Timeline for Losing Baby Teeth
The process of losing baby teeth typically begins around the age of 6, with the lower front teeth (central incisors) being the first to go. These are followed by the upper front teeth (central incisors), which are usually lost around the age of 7. Children will then begin losing their lateral incisors, canines, and first molars, in that order. The process of losing baby teeth usually ends around the age of 12, with the loss of the second molars. However, it can vary from child to child, and it is not uncommon for some children to lose their baby teeth as early as age 4 or as late as age 13.
Symptoms and Solutions for Teething Pain and Discomfort During the Process of Losing Baby Teeth
The process of losing baby teeth and getting permanent teeth is not always smooth. Some children may experience pain or discomfort during this time, especially when their permanent teeth are pushing through the gums. This is known as teething. Symptoms of teething include swollen gums, drooling, irritability, and difficulty sleeping. Parents can help alleviate these symptoms by giving their children a chilled teething ring, rubbing their gums with a clean finger, or giving them a small amount of their children’s ibuprofen or acetaminophen.
In addition to discomfort, children may also experience difficulty speaking or eating while they are losing baby teeth and getting permanent teeth. This is because the new teeth may not fit comfortably in the mouth, causing the child to lisp or struggle to bite and chew food. This is normal and should resolve itself as the child’s mouth adjusts to the new teeth.
Spacing of Teeth and Orthodontic Consultation During the Process of Losing Baby Teeth.
Another common concern among parents is the spacing of their child’s teeth. As baby teeth fall out, there may be a gap between the new permanent teeth. This is normal and usually not a cause for concern, as the permanent teeth will eventually fill in the gap. However, if the spacing is severe, or if the child has difficulty biting or chewing, an orthodontist may be consulted.
It’s also worth noting that sometimes baby teeth don’t fall out as they should, and a dentist or oral surgeon may need to remove them.
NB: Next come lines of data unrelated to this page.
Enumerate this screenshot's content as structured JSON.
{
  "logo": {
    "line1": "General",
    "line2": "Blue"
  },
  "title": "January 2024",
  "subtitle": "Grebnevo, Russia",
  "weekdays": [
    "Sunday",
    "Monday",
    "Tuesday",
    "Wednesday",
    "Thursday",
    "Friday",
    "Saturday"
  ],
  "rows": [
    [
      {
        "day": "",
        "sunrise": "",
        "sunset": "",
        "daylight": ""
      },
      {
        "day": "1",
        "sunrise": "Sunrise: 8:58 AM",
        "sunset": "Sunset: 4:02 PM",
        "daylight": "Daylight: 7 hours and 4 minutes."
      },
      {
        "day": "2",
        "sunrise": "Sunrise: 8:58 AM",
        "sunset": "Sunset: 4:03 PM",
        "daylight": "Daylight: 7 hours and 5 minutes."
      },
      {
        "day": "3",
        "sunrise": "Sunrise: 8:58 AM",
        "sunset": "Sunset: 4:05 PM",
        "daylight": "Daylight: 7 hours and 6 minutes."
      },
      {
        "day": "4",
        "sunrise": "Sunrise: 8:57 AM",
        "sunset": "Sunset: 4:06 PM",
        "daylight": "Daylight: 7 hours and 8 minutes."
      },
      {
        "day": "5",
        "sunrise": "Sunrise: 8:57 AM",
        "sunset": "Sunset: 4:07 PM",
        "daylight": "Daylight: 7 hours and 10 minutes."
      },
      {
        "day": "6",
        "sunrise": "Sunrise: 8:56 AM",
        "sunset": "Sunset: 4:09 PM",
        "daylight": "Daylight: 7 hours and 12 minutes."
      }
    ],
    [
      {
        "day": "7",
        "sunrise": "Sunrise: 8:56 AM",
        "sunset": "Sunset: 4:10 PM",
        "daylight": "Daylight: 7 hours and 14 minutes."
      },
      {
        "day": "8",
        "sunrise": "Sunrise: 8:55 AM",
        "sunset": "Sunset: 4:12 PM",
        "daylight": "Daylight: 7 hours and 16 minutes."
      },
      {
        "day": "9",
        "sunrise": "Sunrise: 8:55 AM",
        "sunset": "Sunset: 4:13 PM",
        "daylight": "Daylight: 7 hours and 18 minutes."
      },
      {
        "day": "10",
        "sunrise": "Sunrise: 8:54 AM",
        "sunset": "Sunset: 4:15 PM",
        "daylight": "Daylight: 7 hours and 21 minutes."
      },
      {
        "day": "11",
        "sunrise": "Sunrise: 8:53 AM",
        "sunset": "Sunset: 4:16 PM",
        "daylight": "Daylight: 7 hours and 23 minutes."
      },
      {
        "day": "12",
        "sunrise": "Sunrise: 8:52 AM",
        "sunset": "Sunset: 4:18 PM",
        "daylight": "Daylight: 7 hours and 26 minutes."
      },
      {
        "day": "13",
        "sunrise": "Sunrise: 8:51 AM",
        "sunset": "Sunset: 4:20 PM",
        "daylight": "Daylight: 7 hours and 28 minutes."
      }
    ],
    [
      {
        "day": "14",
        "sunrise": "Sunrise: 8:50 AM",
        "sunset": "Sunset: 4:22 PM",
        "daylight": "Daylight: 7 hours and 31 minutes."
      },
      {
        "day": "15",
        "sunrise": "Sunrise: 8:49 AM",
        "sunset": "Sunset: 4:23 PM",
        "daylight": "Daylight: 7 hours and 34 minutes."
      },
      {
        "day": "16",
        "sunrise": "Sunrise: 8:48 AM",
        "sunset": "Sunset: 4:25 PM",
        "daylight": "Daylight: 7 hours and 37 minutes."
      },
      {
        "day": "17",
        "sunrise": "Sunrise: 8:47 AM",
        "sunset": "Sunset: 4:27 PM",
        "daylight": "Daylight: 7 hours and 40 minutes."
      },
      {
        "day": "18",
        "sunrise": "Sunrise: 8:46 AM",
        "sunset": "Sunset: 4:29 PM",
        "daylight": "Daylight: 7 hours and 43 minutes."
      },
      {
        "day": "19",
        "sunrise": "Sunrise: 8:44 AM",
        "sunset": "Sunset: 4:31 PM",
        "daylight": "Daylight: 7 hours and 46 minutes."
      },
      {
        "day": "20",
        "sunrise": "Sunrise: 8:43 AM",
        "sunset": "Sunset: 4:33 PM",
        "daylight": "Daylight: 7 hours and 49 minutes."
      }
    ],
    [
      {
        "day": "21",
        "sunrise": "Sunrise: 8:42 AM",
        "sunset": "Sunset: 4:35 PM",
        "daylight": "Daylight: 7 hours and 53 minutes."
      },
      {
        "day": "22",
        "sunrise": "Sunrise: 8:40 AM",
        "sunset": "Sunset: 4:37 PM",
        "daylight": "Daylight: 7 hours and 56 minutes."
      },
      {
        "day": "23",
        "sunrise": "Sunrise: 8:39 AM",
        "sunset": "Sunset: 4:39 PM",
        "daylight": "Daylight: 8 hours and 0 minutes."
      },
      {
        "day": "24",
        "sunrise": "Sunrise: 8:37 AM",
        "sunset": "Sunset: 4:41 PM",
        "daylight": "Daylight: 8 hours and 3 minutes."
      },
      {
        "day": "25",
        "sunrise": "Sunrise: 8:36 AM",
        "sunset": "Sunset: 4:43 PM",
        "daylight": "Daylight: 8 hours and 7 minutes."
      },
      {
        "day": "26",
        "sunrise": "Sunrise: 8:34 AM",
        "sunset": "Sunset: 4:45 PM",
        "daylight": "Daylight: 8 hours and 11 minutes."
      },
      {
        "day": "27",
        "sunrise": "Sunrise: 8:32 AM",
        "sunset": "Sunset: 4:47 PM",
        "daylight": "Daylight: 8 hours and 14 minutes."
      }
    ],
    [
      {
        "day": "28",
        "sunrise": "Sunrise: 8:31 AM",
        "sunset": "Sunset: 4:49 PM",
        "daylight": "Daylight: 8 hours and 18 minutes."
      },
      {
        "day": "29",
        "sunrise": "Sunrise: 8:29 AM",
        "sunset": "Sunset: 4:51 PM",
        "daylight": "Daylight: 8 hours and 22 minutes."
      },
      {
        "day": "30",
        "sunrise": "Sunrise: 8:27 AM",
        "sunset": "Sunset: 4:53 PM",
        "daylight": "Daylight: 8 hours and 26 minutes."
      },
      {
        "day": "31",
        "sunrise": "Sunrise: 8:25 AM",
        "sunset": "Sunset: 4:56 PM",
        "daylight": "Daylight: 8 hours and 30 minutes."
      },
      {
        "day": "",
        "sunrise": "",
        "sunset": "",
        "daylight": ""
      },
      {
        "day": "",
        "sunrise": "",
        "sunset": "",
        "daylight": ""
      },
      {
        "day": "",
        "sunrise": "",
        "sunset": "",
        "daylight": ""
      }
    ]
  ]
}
A missing tooth occurs when a permanent tooth that should have replaced a lost baby tooth does not erupt. Visits to a dentist or orthodontist, who will advise on the best course of action, can also resolve these issues.
Emotional Changes and Parental Support During the Process of Losing Baby Teeth.
In addition to the physical changes that occur during the process of losing baby teeth, there are also emotional changes that children may experience. Losing baby teeth can be a scary and confusing time for children, especially if they don’t understand what’s happening. Parents can help ease their child’s fears by explaining the process in simple terms and reassuring them that losing baby teeth is a normal part of growing up.
The process of losing baby teeth and getting permanent teeth can take several years and can cause discomfort, difficulty speaking, and difficulty eating. However, it is a normal part of growing up, and parents can help alleviate symptoms and ease their child’s fears by talking to them, giving them something to chew on, and using pain relievers as prescribed. If parents notice any unusual spacing, missing teeth, or difficulty, it’s important to visit a dentist or orthodontist for an evaluation.